1. Choose your Google Apps domain
The domain may be pretty obvious, but you have some options that allow you to fit the needs of your district. You'll need to decide on a single domain or multiple domains to help with work flows. It might be that the decision has been made for you, and all you have to do is go on to Step 2.
2. Apply to Google for Education
Probably the simplest step. Register your domain and verify domain ownership.
3. Decide on a structure for your Organizational Units
The most obvious organization is probably students, teachers, and administrators. You might also decide to segment the students based on grade level or teachers based on campuses. You can reference the best practices to determine the structure that is best for your district.
4. Determine e-Mail Architecture and Flow
Now we're getting into the stuff techs were made for. You'll have some decisions to make about how you want to get mail delivered. Will it need to all go through a legacy server or will the content be coming through Google? Maybe you'll have some users routed one way and others another. You'll need to think through the architecture of your current mail delivery system to decide which system you'd prefer.
5. Provision Users in Google for Education
Creating the users is the step that worries most people. Depending on the size of your district, you could be trying to migrate hundreds of thousands of accounts into the new system. You have a few options. Manual is available, although it's probably not what you're looking forward to. You can also upload up to 500 users at a time through CSV's. You have access to the Google Apps Directory Sync that will use information that already exists, or you can use a provisioning API that will allow users to be created programmatically. You might even find it best at this point to use a Google provisioning partner to take over this process.
6. Set up Google Classroom
The biggest thing you have to decide at this stage is if you'll be setting up the classrooms or allowing teachers to create their own. Google does offer an API that can help with the process, or again, you might opt for a 3rd party option.
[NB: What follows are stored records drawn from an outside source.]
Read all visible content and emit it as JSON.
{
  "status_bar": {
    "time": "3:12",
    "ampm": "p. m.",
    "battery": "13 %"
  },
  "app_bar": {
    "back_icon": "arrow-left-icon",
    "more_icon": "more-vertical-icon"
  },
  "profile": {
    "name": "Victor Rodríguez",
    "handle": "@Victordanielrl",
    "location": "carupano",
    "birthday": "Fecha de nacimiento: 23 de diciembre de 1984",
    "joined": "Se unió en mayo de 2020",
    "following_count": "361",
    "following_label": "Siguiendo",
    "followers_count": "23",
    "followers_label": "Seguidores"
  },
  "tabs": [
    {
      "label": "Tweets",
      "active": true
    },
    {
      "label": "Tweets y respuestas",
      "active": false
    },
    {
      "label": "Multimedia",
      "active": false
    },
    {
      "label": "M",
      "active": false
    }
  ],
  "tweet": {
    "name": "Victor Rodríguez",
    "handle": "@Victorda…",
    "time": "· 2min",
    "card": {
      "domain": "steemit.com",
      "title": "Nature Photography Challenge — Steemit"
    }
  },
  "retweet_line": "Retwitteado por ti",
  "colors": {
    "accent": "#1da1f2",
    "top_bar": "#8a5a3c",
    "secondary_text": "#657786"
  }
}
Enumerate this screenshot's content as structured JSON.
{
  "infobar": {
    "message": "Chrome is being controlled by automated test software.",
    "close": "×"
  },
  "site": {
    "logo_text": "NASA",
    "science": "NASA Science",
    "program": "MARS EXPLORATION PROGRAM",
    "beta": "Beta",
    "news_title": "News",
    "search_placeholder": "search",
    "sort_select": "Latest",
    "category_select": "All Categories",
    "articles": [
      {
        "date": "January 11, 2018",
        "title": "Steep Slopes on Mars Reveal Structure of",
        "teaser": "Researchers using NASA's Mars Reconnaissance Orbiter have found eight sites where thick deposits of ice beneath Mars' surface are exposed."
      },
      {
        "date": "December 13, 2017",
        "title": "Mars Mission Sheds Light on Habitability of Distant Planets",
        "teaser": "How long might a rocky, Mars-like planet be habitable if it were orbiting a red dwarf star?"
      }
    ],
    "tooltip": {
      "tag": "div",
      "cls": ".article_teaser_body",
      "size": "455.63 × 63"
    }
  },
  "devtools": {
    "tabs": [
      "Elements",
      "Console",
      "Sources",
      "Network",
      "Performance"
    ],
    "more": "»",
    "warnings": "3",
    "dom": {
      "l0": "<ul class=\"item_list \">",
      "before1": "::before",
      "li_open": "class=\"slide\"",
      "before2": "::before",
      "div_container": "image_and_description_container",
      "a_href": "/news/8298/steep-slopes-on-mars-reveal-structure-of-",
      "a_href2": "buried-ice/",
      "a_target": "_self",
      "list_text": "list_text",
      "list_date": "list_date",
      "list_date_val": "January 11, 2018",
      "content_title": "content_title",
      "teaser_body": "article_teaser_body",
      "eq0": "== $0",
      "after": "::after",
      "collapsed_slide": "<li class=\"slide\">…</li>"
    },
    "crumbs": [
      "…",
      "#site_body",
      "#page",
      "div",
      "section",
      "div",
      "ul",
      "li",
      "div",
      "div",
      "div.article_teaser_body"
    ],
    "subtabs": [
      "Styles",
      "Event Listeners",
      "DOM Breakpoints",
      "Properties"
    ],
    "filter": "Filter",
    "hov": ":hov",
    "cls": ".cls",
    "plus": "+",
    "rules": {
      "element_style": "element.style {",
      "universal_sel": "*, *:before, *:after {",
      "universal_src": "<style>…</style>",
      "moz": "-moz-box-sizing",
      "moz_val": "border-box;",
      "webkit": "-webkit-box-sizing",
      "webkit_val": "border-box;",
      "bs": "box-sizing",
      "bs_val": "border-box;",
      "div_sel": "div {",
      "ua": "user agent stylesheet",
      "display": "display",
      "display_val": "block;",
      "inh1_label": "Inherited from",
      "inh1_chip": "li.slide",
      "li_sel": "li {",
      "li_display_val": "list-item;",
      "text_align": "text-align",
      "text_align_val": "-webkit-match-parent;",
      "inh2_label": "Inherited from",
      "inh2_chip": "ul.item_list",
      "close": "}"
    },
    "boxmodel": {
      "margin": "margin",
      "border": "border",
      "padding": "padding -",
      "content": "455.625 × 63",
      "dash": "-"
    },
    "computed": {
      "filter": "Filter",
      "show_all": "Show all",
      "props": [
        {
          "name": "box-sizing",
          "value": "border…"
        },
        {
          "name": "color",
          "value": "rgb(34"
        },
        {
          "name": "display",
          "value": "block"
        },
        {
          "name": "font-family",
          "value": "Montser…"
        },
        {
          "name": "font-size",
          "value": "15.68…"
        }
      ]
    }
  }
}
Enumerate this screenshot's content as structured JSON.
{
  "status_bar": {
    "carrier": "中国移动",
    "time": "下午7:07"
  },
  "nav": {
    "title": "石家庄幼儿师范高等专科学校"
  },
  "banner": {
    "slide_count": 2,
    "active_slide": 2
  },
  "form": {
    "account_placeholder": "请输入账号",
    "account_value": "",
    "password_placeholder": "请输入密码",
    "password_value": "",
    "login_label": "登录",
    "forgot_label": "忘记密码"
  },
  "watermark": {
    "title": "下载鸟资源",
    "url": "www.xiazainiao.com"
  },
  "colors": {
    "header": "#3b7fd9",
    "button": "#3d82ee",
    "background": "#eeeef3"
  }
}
Often 3rd party developers have more expertise in customizing an API for different organizations, and they can save time because they have a lot of the work done already.
7. Decide how Students & Faculty will Authenticate in Google Apps
You'll need to decide if it will be better for your users to authenticate straight to Google or to go through the district in order to coordinate with other services you have set up. Either route is possible and Google Apps for Education is integrated with a wide array of existing software.
8. What data will you Migrate to Google for Education?
The last thing you'll have to decide is how much baggage are you letting users bring with them. If you're currently using IMAP, Microsoft Exchange or even Lotus Notes you can migrate all of your previous messages (and in some cases contacts and appointments) to Google Apps for Education.
Decide the amount of data you need transferred. While there's no risk in moving data there is a time, bandwidth and cost factor. A Google for Education partner, like Coolhead Tech, can move the data for you and make recommendations on where to draw the line on what goes and what stays.
Overall the process pretty straightforward, and you're walking down a path others have trod before. You'll have access to plenty of best practices to help you make choices that are right for your school or district. Google Apps for Education will help your students, teachers, and administrators in ways they didn't imagine possible. Congratulations, you get to make that happen!
CoolheadTech can help you with the implementation of Google Apps for Education. Contact us today about how our Google Apps experts can help you.